Data supplied below:

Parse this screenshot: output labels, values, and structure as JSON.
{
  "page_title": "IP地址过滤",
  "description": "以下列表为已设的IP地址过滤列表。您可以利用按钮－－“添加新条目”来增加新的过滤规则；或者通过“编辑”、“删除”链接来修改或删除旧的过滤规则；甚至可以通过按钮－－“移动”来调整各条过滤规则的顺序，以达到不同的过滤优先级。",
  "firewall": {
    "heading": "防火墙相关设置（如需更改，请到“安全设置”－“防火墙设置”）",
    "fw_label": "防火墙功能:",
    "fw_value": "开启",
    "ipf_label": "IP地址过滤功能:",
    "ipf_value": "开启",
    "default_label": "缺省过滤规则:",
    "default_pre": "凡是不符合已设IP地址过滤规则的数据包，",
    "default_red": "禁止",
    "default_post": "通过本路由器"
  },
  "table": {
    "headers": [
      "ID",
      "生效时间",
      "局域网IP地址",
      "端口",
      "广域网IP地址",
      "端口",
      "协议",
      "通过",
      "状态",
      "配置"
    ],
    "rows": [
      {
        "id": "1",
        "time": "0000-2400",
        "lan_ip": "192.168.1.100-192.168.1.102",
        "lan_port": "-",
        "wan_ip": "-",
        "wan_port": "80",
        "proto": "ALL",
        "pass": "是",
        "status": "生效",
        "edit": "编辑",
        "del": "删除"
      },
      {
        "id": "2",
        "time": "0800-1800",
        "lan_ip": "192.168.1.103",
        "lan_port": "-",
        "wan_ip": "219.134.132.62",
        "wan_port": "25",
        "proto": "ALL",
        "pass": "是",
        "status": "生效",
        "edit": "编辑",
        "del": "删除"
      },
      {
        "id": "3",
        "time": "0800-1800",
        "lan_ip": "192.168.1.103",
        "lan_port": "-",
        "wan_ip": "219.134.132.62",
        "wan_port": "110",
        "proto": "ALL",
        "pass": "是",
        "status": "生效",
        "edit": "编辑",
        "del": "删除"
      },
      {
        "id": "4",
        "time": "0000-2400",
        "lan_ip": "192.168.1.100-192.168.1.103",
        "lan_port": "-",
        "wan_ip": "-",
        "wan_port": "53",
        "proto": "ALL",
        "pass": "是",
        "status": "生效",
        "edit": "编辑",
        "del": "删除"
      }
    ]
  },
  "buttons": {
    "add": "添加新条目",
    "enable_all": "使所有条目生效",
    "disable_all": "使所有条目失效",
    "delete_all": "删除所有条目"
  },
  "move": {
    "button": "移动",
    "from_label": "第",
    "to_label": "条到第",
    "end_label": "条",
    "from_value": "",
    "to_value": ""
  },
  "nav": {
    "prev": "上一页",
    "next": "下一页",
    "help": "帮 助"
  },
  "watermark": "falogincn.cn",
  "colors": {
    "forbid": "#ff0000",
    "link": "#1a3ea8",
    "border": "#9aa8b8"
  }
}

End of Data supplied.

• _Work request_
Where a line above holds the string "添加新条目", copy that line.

• _Exercise output_
  "description": "以下列表为已设的IP地址过滤列表。您可以利用按钮－－“添加新条目”来增加新的过滤规则；或者通过“编辑”、“删除”链接来修改或删除旧的过滤规则；甚至可以通过按钮－－“移动”来调整各条过滤规则的顺序，以达到不同的过滤优先级。",
    "add": "添加新条目",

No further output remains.